There is Aristotle’s famous line that all human activity aims at some end.  This leads us to ask, “What is the good?” He correctly rebuts Plato’s idea that Knowing the Good makes me better at what I am doing.   The one simply doesn’t follow the other.

Specifically, human good is the function of the soul in accordance with virtue.  Further, a good life will aim at happiness (eudamion).  Happiness is a good life and good actions.

Choosing the mean

The good action will be the mean between two extremes.   The problem with this, as Aristotle seems aware, is that it doesn’t apply to some actions.   Aristotle says a just man acts justly. Okay, that tells me how he acts; it doesn’t tell me what justice is.

Book I

The good is that at which all things aim.  The supreme good is eudaimion (unhappily–sorry for the pun–translated as “happiness”).  Happiness is living well and doing well (1095a). But where is happiness located? Not in the Forms, contra Plato, but in an activity of the soul.

Book 2

Moral virtue comes about as a result of habit.  Contra the later Christian tradition, virtues do not arise by nature in us (1103a).  Virtues are modes of choice located in the intermediate between two extremes. The intermediate is between excess and defect.

Book 3

A compulsory action is when the cause of the action is external and the agent contributes nothing.  Anything that is done by reason of ignorance is not voluntary. A voluntary action is when the moving principle is within the agent.

Temperance is a mean with regard to pleasures. It only applies to the irrational (bodily) parts.

Book 4

Liberality and Wealth

Definition of wealth: “all the things whose value is measured by money” (1119 b25).

Justice is complete virtue in relation to others.   There is general and particular justice. Particular justice concerns transactions.  It is an intermediate that implies equality between two. Therefore, justice has four terms: the two people and the two objects.  Therefore, the just is a species of the proportionate. As it is an equality of ratios, it involves four terms (1131 a30).
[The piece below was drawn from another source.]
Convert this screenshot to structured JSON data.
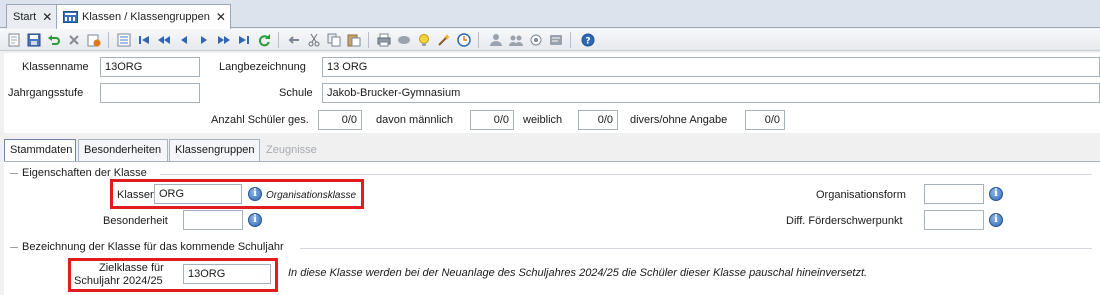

Rectifying justice: distributes common possessions in proportion. The goal is to restore equality.  What does “equal” mean? It is the intermediate between greater and lesser (1132 a15). Imagine a dotted line of unequal parts.  The judge takes away that which makes them unequal.

Money: there must be reciprocity in exchange (1133 a30).  Money acts as a measure.

Aristotle says that there must be a proportional reciprocity in a just exchange.  But this begs the question: who would knowingly enter into an unjust exchange? In which case, all that can be condemned is simply fraud.

Murray Rothbard summarizes the issues in Book 5:

Aristotle’s famous discussion of reciprocity in exchange in Book V of his Nichomachean Ethics is a prime example of descent into gibberish. Aristotle talks of a builder exchanging a house for the shoes produced by a shoemaker. He then writes: ‘The number of shoes exchanged for a house must therefore correspond to the ratio of builder to shoemaker. For if this be not so, there will be no exchange and no intercourse’. Eh? How can there possibly be a ratio of ‘builder’ to ‘shoemaker’? Much less an equating of that ratio to shoes/houses? In what units can men like builders and shoemakers be expressed?

The correct answer is that there is no meaning, and that this particular exercise should be dismissed as an unfortunate example of Pythagorean quantophrenia (Rothbard, Austrian Perspective on Economic History Before Adam Smith, 17).

Aristotle argues that there must be an equal ratio between the two objects in the exchange, but this is impossible to determine with dissimilar objects.  It is precisely because they are dissimilar that persons A and B do not view them as equal.

Book 8

His take on friendship is interesting.  It was later perfected by the Christian doctrine of koinonia.